Mi­tra says Trump’s po­lit­i­cal de­sire to demon­strate wins may lead him to hold off from at­tack­ing In­dia un­til the trade war with China is “won”.

“If Trump just wants a tiny win to show his elec­toral base that’s dif­fer­ent – as an econ­o­mist I can’t un­der­stand it but I get the pol­i­tics,” he says.

If an es­ca­la­tion of hos­til­i­ties can­not be avoided, it is likely to shake mar­kets less than the Us-china bat­tle has done, due to the rel­a­tively low value of trade be­tween In­dia and the US.

“In­dia is sim­i­lar to the US in that it’s navel-gaz­ing. You go to the Mid­west and you show them a map of the world and they can’t point out Ger­many.

“In­dia is more in­formed about the rest of the world – but it’s an enor­mous coun­try with a long his­tory of in­ward­look­ing, state-led, self-re­liant poli­cies that were brought in by Nehru af­ter in­de­pen­dence. Modi is only just start­ing to dis­man­tle that. It’s ba­si­cally a do­mes­tic econ­omy with a bit of trad­ing on the edge.”

How­ever, even if there are ways out of a trade war, in­vestors are still keep­ing an eye on what Trump says.

“Peo­ple are wor­ried – who isn’t wor­ried about Trump’s rhetoric? In­dia is no dif­fer­ent,” says Cor­nell.
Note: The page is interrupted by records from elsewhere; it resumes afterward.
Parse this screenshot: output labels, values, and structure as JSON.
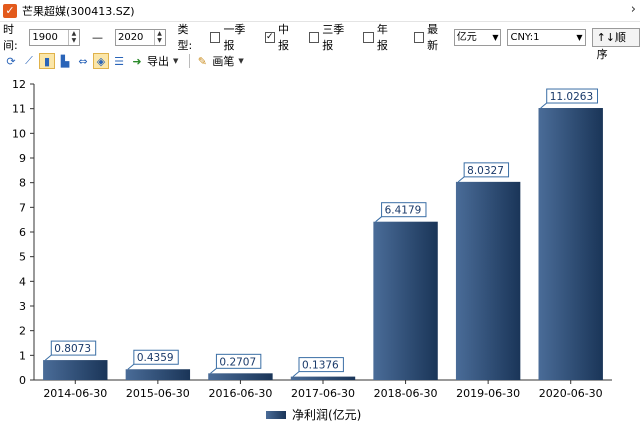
{
  "window": {
    "title": "芒果超媒(300413.SZ)",
    "app_icon": "check-icon",
    "close_icon": "chevron-right-icon"
  },
  "options": {
    "time_label": "时间:",
    "year_from": "1900",
    "dash": "—",
    "year_to": "2020",
    "type_label": "类型:",
    "report_types": [
      {
        "label": "一季报",
        "checked": false
      },
      {
        "label": "中报",
        "checked": true
      },
      {
        "label": "三季报",
        "checked": false
      },
      {
        "label": "年报",
        "checked": false
      }
    ],
    "latest": {
      "label": "最新",
      "checked": false
    },
    "unit": "亿元",
    "currency": "CNY:1",
    "sort_label": "顺序"
  },
  "toolbar": {
    "export_label": "导出",
    "draw_label": "画笔"
  },
  "chart_data": {
    "type": "bar",
    "categories": [
      "2014-06-30",
      "2015-06-30",
      "2016-06-30",
      "2017-06-30",
      "2018-06-30",
      "2019-06-30",
      "2020-06-30"
    ],
    "series": [
      {
        "name": "净利润(亿元)",
        "values": [
          0.8073,
          0.4359,
          0.2707,
          0.1376,
          6.4179,
          8.0327,
          11.0263
        ]
      }
    ],
    "data_labels": [
      "0.8073",
      "0.4359",
      "0.2707",
      "0.1376",
      "6.4179",
      "8.0327",
      "11.0263"
    ],
    "yticks": [
      "0",
      "1",
      "2",
      "3",
      "4",
      "5",
      "6",
      "7",
      "8",
      "9",
      "10",
      "11",
      "12"
    ],
    "ylim": [
      0,
      12
    ],
    "grid": false,
    "legend": "bottom-center",
    "colors": {
      "bar_light": "#4a6c98",
      "bar_dark": "#1a3558",
      "label_border": "#3a6ea5"
    }
  }
}
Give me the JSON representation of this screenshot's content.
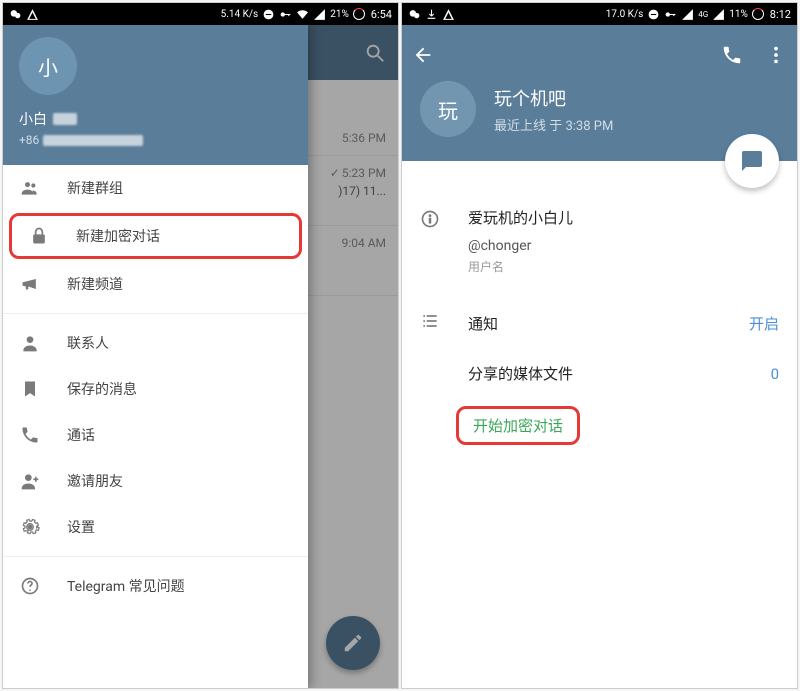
{
  "left": {
    "status": {
      "rate": "5.14 K/s",
      "battery": "21%",
      "time": "6:54"
    },
    "back": {
      "rows": [
        {
          "time": "5:36 PM",
          "extra": ""
        },
        {
          "time": "5:23 PM",
          "extra": ")17) 11..."
        },
        {
          "time": "9:04 AM",
          "extra": ""
        }
      ]
    },
    "drawer": {
      "avatar": "小",
      "name_prefix": "小白",
      "phone_prefix": "+86",
      "menu": {
        "new_group": "新建群组",
        "new_secret_chat": "新建加密对话",
        "new_channel": "新建频道",
        "contacts": "联系人",
        "saved_messages": "保存的消息",
        "calls": "通话",
        "invite": "邀请朋友",
        "settings": "设置",
        "faq": "Telegram 常见问题"
      }
    }
  },
  "right": {
    "status": {
      "rate": "17.0 K/s",
      "net": "4G",
      "battery": "11%",
      "time": "8:12"
    },
    "profile": {
      "avatar": "玩",
      "name": "玩个机吧",
      "status": "最近上线 于 3:38 PM"
    },
    "info": {
      "bio": "爱玩机的小白儿",
      "username": "@chonger",
      "username_label": "用户名"
    },
    "settings": {
      "notifications_label": "通知",
      "notifications_value": "开启",
      "media_label": "分享的媒体文件",
      "media_value": "0",
      "start_secret": "开始加密对话"
    }
  }
}
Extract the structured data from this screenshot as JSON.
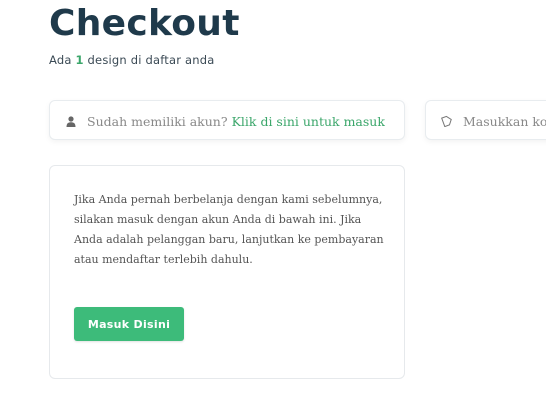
{
  "header": {
    "title": "Checkout",
    "subtitle_prefix": "Ada",
    "design_count": "1",
    "subtitle_suffix": "design di daftar anda"
  },
  "login_notice": {
    "icon": "user-icon",
    "text": "Sudah memiliki akun?",
    "link_label": "Klik di sini untuk masuk"
  },
  "coupon_notice": {
    "icon": "tag-icon",
    "text": "Masukkan kod"
  },
  "info_card": {
    "body": "Jika Anda pernah berbelanja dengan kami sebelumnya, silakan masuk dengan akun Anda di bawah ini. Jika Anda adalah pelanggan baru, lanjutkan ke pembayaran atau mendaftar terlebih dahulu.",
    "button_label": "Masuk Disini"
  },
  "colors": {
    "title": "#1f3a4b",
    "accent_green": "#3aa66a",
    "button_green": "#3dbb7a"
  }
}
‘If tar­iff con­flict is re­solved peace­fully, other as­pects of the trad­ing re­la­tion­ship be­tween the US and In­dia could cause prob­lems’

Harley-david­son mo­tor­cy­cle own­ers take part in a bike rally in Ban­ga­lore; Don­ald Trump and prime min­is­ter Modi, be­low

Newspapers in English

Newspapers from UK

© PressReader. All rights reserved.